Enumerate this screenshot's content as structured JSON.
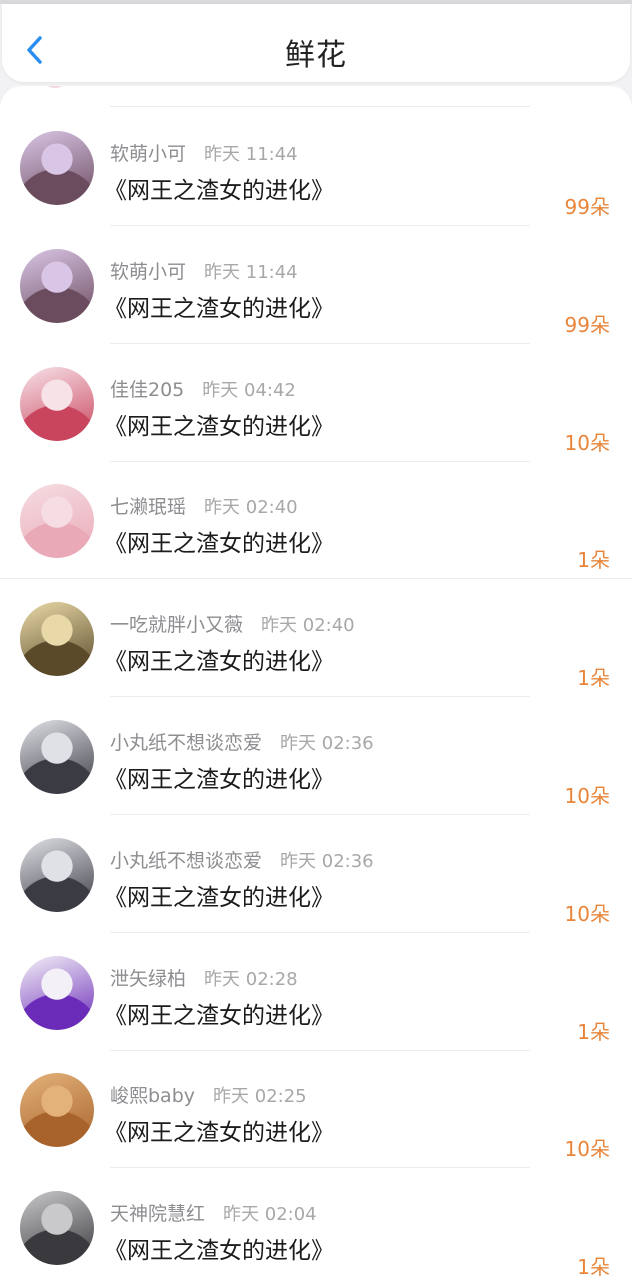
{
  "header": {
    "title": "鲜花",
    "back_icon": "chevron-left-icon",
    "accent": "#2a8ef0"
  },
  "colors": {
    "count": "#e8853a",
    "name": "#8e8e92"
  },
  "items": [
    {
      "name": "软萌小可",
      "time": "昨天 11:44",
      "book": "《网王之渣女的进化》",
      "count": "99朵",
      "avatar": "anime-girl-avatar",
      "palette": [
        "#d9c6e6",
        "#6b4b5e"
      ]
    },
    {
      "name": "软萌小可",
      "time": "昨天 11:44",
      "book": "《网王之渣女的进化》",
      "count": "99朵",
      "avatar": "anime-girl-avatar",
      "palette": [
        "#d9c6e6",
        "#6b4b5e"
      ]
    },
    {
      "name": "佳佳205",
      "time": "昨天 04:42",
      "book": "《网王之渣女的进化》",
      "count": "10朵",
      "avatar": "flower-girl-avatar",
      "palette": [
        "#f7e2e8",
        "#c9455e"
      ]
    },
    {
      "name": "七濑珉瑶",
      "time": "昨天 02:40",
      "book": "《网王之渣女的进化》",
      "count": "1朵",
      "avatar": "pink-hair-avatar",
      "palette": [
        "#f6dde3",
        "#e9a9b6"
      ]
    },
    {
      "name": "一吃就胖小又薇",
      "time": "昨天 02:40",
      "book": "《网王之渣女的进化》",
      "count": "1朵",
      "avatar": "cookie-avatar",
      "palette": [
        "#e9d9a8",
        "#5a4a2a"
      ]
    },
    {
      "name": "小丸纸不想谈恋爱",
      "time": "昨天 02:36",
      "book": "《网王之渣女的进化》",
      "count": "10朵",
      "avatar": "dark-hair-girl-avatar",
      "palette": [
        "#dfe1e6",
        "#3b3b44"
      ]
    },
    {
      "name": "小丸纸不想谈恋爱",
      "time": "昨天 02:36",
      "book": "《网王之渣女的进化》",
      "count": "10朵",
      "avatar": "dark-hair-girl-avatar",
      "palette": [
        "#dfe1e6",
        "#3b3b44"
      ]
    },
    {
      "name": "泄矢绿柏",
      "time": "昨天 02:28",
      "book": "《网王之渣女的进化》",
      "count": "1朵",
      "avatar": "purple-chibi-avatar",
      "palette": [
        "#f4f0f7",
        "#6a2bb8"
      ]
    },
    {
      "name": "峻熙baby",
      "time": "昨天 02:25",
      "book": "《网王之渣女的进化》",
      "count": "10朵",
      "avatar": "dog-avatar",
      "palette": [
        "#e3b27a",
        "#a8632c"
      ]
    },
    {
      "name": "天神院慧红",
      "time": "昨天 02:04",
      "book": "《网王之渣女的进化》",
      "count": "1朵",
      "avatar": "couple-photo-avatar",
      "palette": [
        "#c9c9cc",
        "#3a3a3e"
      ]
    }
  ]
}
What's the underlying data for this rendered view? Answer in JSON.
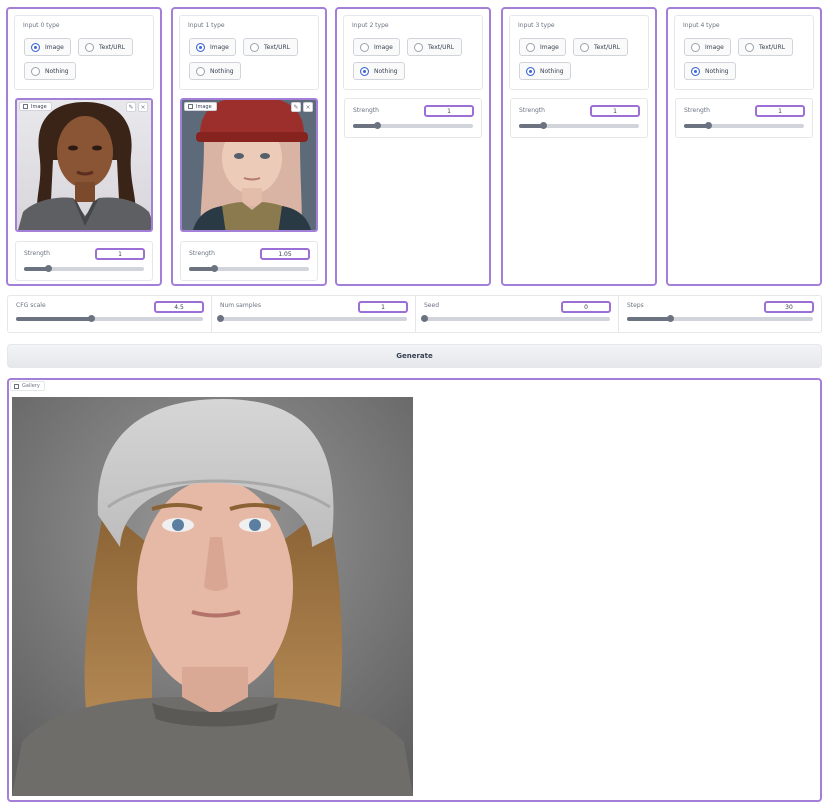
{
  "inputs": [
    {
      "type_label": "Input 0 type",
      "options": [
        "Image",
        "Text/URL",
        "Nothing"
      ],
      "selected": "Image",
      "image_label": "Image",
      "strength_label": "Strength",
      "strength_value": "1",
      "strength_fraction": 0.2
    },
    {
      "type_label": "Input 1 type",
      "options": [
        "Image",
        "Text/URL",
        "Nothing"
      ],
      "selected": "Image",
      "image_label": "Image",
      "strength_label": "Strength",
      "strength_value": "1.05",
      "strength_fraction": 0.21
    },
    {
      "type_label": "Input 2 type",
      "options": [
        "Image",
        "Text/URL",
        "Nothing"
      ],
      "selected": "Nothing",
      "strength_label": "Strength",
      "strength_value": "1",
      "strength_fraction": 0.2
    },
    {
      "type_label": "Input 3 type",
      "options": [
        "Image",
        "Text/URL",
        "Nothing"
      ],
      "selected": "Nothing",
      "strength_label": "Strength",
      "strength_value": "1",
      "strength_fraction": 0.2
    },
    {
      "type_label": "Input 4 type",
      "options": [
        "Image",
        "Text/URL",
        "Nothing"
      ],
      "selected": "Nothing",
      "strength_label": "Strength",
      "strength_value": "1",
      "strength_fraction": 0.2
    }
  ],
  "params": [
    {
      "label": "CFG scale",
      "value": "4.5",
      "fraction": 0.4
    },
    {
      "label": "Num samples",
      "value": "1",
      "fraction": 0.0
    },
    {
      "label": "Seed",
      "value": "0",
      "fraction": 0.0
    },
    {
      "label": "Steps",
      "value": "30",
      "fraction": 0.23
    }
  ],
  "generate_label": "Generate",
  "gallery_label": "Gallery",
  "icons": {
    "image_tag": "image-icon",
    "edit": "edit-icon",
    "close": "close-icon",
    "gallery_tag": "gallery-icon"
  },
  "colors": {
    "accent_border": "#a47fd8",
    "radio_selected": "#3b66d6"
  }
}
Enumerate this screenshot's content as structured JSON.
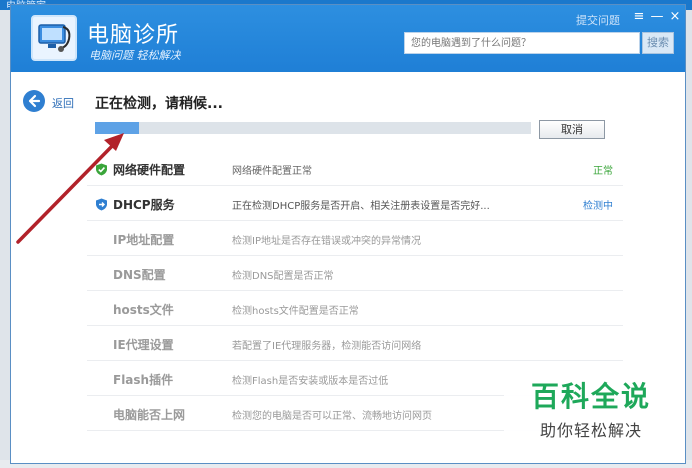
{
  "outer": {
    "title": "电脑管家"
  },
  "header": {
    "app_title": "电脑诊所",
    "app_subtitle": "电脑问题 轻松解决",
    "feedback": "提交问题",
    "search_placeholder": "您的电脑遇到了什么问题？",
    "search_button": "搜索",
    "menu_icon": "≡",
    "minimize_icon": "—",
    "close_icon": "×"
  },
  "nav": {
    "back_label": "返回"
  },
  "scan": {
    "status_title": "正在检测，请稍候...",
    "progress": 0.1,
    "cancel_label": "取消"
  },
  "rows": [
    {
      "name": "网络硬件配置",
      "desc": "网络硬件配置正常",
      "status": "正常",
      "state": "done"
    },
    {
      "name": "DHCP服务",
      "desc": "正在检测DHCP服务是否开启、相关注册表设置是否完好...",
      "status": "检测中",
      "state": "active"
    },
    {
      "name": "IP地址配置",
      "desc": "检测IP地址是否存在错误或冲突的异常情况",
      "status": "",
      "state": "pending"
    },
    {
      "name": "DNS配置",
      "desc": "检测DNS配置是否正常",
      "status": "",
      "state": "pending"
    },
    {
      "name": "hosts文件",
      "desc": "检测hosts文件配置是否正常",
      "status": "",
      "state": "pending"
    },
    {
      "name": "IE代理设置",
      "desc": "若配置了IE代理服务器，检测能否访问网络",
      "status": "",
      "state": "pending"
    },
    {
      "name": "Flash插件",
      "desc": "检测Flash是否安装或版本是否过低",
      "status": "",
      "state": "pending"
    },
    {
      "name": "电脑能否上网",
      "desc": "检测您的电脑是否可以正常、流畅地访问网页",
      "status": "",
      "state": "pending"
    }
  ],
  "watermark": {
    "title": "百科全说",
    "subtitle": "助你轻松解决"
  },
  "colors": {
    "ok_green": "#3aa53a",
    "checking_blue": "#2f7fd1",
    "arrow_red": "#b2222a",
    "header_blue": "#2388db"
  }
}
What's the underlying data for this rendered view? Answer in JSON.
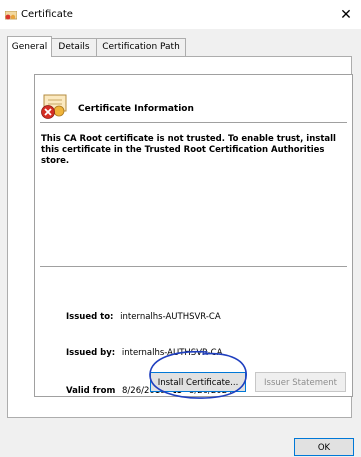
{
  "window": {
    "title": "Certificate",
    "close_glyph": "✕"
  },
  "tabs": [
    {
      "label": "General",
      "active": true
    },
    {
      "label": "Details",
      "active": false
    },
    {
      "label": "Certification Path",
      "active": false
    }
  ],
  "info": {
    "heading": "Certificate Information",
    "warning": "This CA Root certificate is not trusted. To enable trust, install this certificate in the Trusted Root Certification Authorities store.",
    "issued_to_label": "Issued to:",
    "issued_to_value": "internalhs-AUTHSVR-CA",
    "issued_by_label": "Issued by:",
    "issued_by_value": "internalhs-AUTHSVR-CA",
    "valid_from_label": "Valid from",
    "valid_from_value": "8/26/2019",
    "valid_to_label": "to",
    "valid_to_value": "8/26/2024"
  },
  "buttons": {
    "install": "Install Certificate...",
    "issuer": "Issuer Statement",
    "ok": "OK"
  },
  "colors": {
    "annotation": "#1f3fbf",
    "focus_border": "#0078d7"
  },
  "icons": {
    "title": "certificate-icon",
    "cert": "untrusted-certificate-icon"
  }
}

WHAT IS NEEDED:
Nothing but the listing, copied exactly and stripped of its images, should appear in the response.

RESPONSE AREA:
Enumerate this screenshot's content as structured JSON.
{
  "header": {
    "title": "鲜花",
    "back_icon": "chevron-left-icon",
    "accent": "#2a8ef0"
  },
  "colors": {
    "count": "#e8853a",
    "name": "#8e8e92"
  },
  "items": [
    {
      "name": "软萌小可",
      "time": "昨天 11:44",
      "book": "《网王之渣女的进化》",
      "count": "99朵",
      "avatar": "anime-girl-avatar",
      "palette": [
        "#d9c6e6",
        "#6b4b5e"
      ]
    },
    {
      "name": "软萌小可",
      "time": "昨天 11:44",
      "book": "《网王之渣女的进化》",
      "count": "99朵",
      "avatar": "anime-girl-avatar",
      "palette": [
        "#d9c6e6",
        "#6b4b5e"
      ]
    },
    {
      "name": "佳佳205",
      "time": "昨天 04:42",
      "book": "《网王之渣女的进化》",
      "count": "10朵",
      "avatar": "flower-girl-avatar",
      "palette": [
        "#f7e2e8",
        "#c9455e"
      ]
    },
    {
      "name": "七濑珉瑶",
      "time": "昨天 02:40",
      "book": "《网王之渣女的进化》",
      "count": "1朵",
      "avatar": "pink-hair-avatar",
      "palette": [
        "#f6dde3",
        "#e9a9b6"
      ]
    },
    {
      "name": "一吃就胖小又薇",
      "time": "昨天 02:40",
      "book": "《网王之渣女的进化》",
      "count": "1朵",
      "avatar": "cookie-avatar",
      "palette": [
        "#e9d9a8",
        "#5a4a2a"
      ]
    },
    {
      "name": "小丸纸不想谈恋爱",
      "time": "昨天 02:36",
      "book": "《网王之渣女的进化》",
      "count": "10朵",
      "avatar": "dark-hair-girl-avatar",
      "palette": [
        "#dfe1e6",
        "#3b3b44"
      ]
    },
    {
      "name": "小丸纸不想谈恋爱",
      "time": "昨天 02:36",
      "book": "《网王之渣女的进化》",
      "count": "10朵",
      "avatar": "dark-hair-girl-avatar",
      "palette": [
        "#dfe1e6",
        "#3b3b44"
      ]
    },
    {
      "name": "泄矢绿柏",
      "time": "昨天 02:28",
      "book": "《网王之渣女的进化》",
      "count": "1朵",
      "avatar": "purple-chibi-avatar",
      "palette": [
        "#f4f0f7",
        "#6a2bb8"
      ]
    },
    {
      "name": "峻熙baby",
      "time": "昨天 02:25",
      "book": "《网王之渣女的进化》",
      "count": "10朵",
      "avatar": "dog-avatar",
      "palette": [
        "#e3b27a",
        "#a8632c"
      ]
    },
    {
      "name": "天神院慧红",
      "time": "昨天 02:04",
      "book": "《网王之渣女的进化》",
      "count": "1朵",
      "avatar": "couple-photo-avatar",
      "palette": [
        "#c9c9cc",
        "#3a3a3e"
      ]
    }
  ]
}
What's the underlying data for this rendered view? Answer in JSON.
{
  "inputs": [
    {
      "type_label": "Input 0 type",
      "options": [
        "Image",
        "Text/URL",
        "Nothing"
      ],
      "selected": "Image",
      "image_label": "Image",
      "strength_label": "Strength",
      "strength_value": "1",
      "strength_fraction": 0.2
    },
    {
      "type_label": "Input 1 type",
      "options": [
        "Image",
        "Text/URL",
        "Nothing"
      ],
      "selected": "Image",
      "image_label": "Image",
      "strength_label": "Strength",
      "strength_value": "1.05",
      "strength_fraction": 0.21
    },
    {
      "type_label": "Input 2 type",
      "options": [
        "Image",
        "Text/URL",
        "Nothing"
      ],
      "selected": "Nothing",
      "strength_label": "Strength",
      "strength_value": "1",
      "strength_fraction": 0.2
    },
    {
      "type_label": "Input 3 type",
      "options": [
        "Image",
        "Text/URL",
        "Nothing"
      ],
      "selected": "Nothing",
      "strength_label": "Strength",
      "strength_value": "1",
      "strength_fraction": 0.2
    },
    {
      "type_label": "Input 4 type",
      "options": [
        "Image",
        "Text/URL",
        "Nothing"
      ],
      "selected": "Nothing",
      "strength_label": "Strength",
      "strength_value": "1",
      "strength_fraction": 0.2
    }
  ],
  "params": [
    {
      "label": "CFG scale",
      "value": "4.5",
      "fraction": 0.4
    },
    {
      "label": "Num samples",
      "value": "1",
      "fraction": 0.0
    },
    {
      "label": "Seed",
      "value": "0",
      "fraction": 0.0
    },
    {
      "label": "Steps",
      "value": "30",
      "fraction": 0.23
    }
  ],
  "generate_label": "Generate",
  "gallery_label": "Gallery",
  "icons": {
    "image_tag": "image-icon",
    "edit": "edit-icon",
    "close": "close-icon",
    "gallery_tag": "gallery-icon"
  },
  "colors": {
    "accent_border": "#a47fd8",
    "radio_selected": "#3b66d6"
  }
}
Enumerate this screenshot's content as structured JSON.
{
  "outer": {
    "title": "电脑管家"
  },
  "header": {
    "app_title": "电脑诊所",
    "app_subtitle": "电脑问题 轻松解决",
    "feedback": "提交问题",
    "search_placeholder": "您的电脑遇到了什么问题？",
    "search_button": "搜索",
    "menu_icon": "≡",
    "minimize_icon": "—",
    "close_icon": "×"
  },
  "nav": {
    "back_label": "返回"
  },
  "scan": {
    "status_title": "正在检测，请稍候...",
    "progress": 0.1,
    "cancel_label": "取消"
  },
  "rows": [
    {
      "name": "网络硬件配置",
      "desc": "网络硬件配置正常",
      "status": "正常",
      "state": "done"
    },
    {
      "name": "DHCP服务",
      "desc": "正在检测DHCP服务是否开启、相关注册表设置是否完好...",
      "status": "检测中",
      "state": "active"
    },
    {
      "name": "IP地址配置",
      "desc": "检测IP地址是否存在错误或冲突的异常情况",
      "status": "",
      "state": "pending"
    },
    {
      "name": "DNS配置",
      "desc": "检测DNS配置是否正常",
      "status": "",
      "state": "pending"
    },
    {
      "name": "hosts文件",
      "desc": "检测hosts文件配置是否正常",
      "status": "",
      "state": "pending"
    },
    {
      "name": "IE代理设置",
      "desc": "若配置了IE代理服务器，检测能否访问网络",
      "status": "",
      "state": "pending"
    },
    {
      "name": "Flash插件",
      "desc": "检测Flash是否安装或版本是否过低",
      "status": "",
      "state": "pending"
    },
    {
      "name": "电脑能否上网",
      "desc": "检测您的电脑是否可以正常、流畅地访问网页",
      "status": "",
      "state": "pending"
    }
  ],
  "watermark": {
    "title": "百科全说",
    "subtitle": "助你轻松解决"
  },
  "colors": {
    "ok_green": "#3aa53a",
    "checking_blue": "#2f7fd1",
    "arrow_red": "#b2222a",
    "header_blue": "#2388db"
  }
}
What's the underlying data for this rendered view? Answer in JSON.
{
  "window": {
    "title": "Certificate",
    "close_glyph": "✕"
  },
  "tabs": [
    {
      "label": "General",
      "active": true
    },
    {
      "label": "Details",
      "active": false
    },
    {
      "label": "Certification Path",
      "active": false
    }
  ],
  "info": {
    "heading": "Certificate Information",
    "warning": "This CA Root certificate is not trusted. To enable trust, install this certificate in the Trusted Root Certification Authorities store.",
    "issued_to_label": "Issued to:",
    "issued_to_value": "internalhs-AUTHSVR-CA",
    "issued_by_label": "Issued by:",
    "issued_by_value": "internalhs-AUTHSVR-CA",
    "valid_from_label": "Valid from",
    "valid_from_value": "8/26/2019",
    "valid_to_label": "to",
    "valid_to_value": "8/26/2024"
  },
  "buttons": {
    "install": "Install Certificate...",
    "issuer": "Issuer Statement",
    "ok": "OK"
  },
  "colors": {
    "annotation": "#1f3fbf",
    "focus_border": "#0078d7"
  },
  "icons": {
    "title": "certificate-icon",
    "cert": "untrusted-certificate-icon"
  }
}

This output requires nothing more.